Austin Widens the Scope of Taxi Driver Background Checks

By Michael Klazema on 4/13/2016

As Uber faces legal problems for holes in its background checks, the city of Austin, Texas is taking steps to enhance vetting policies for its own transportation drivers. According to a report from the Austin American-Statesman, the Austin City Council has voted to make background checks for local taxi, shuttle, and limousine drivers "national in scope."

The new "national" or multi-jurisdictional background checks will use fingerprinting to look for criminal convictions beyond state lines. Right now, Austin city requirements only mandate state background checks for most taxi, shuttle, or limo drivers. The exception is for drivers who have lived in Texas for less than three years. In such cases, city licensing officials add a background check in a driver's previous state of residence.

Even for drivers who have lived in Texas for a short period of time, the fingerprint background checks will broaden the scope. Of course, multi-jurisdictional background checks are not foolproof and don't provide searches of every single criminal record in all 50 states. It isn't immediately clear whether or not the new requirements the Austin City Council approved will supplant the current background check policies or supplement them. The safest option would be to keep the current policies in place and simply add the multi-jurisdictional fingerprint checks as an extra step. However, such a decision would also be more expensive.

This new ordinance is something of a follow-up to a similar measure that the Austin City Council passed in December. That ordinance is supposed to require drivers of ridesharing services like Uber and Lyft to undergo fingerprint background checks. However, the two companies have so far been staunch in their arguments that fingerprinting would scare away potential drivers and make it difficult to operate in Austin. Whether or not the ordinance gets repealed will be decided by public vote on May 7th.

In addition to requiring drivers to go through new background checks for chauffeur licenses, the Austin City Council is responsible for establishing rules on what sort of offenses would disqualify drivers from receiving such licenses. The proposal for the new ordinance did include stipulations about different offenses and how they would be handled in the licensing process. Specifically, the new rules would not automatically disqualify drivers for DUI offenses, drug possession, and other non-violent crimes so long as those convictions are seven years past or older. The City Council is tabling discussion on those factors until May or June—until after the public votes on the ridesharing fingerprinting ordinance.


Tag Cloud
Recent Posts

Latest News

  • March 22 Countrywide, states and local municipalities have committed to ban the box legislation, seeking to equalize opportunities in the job market for those with criminal histories.
  • March 22

    Thinking about becoming a firefighter? Here are some of the background check requirements you might face.

  • March 20

    Four Department of Commerce employees are out after their background checks resulted in security clearance denials. All four had worked high-ranking positions for months despite incomplete background checks.
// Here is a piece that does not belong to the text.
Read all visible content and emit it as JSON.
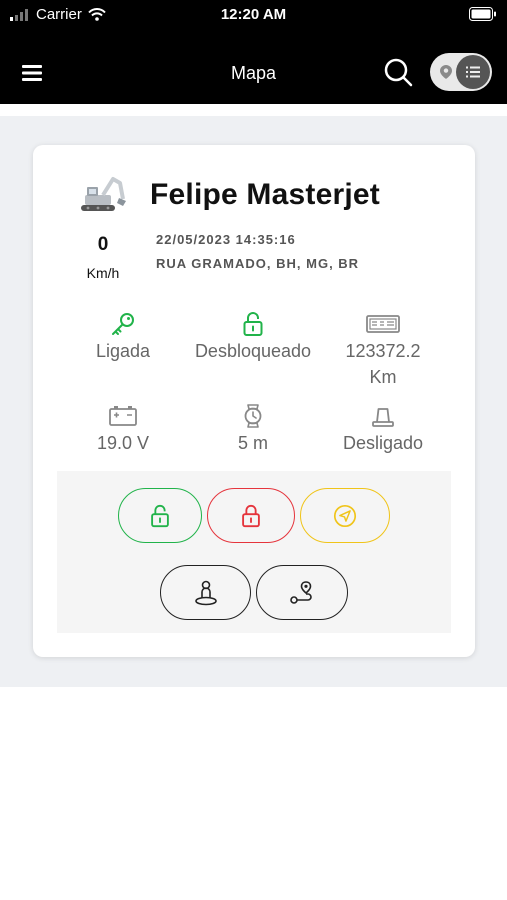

  • March 15 As more states legalize the recreational use of cannabis, they contend with the emergence of new industries surrounding marijuana cultivation and production. 
  • March 14 In most cases, it is easy to determine where an issue might show up on a pre-employment background check. Citations for traffic violations or reckless driving charges will appear on a motor vehicle record check. Verdicts in a civil court case will show on a civil court background check. And criminal convictions—from petty theft to violent felonies—show up on criminal background checks.
  • March 13 How many years back do employment background checks go? This question can have multiple different answers depending on the situation.
  • March 13 A new bill in Florida would require landlords of apartment complexes to present tenants with verifications of employee background checks to give them peace of mind the people working in and around their homes are trustworthy.
  • March 08 Police officers working with the University of Texas at Arlington recently arrested a man who had avoided police capture on a warrant out of Oregon for nearly two decades. The man, whose real name is Daniel Charles Ray Hanson, spent those 17 years using a variety of fake names and identification documents to move around the country, often engaging with educational institutions under false pretenses. Police say Hanson regularly went by at least three different aliases. He sports a rap sheet that stretches back to an arson conviction in 1995. 
  • March 07

    The Future of EEOC Guidance in Texas Is Up in the Air

    The EEOC issued guidance in 2012 warning employers about the dangers of enforcing categorical policies to bar candidates with criminal histories. That guidance is not enforceable in Texas thanks to a recent court ruling.

  • March 05 Vermont is the latest state to restrict employers’ access to and use of social media accounts of employees and applicants.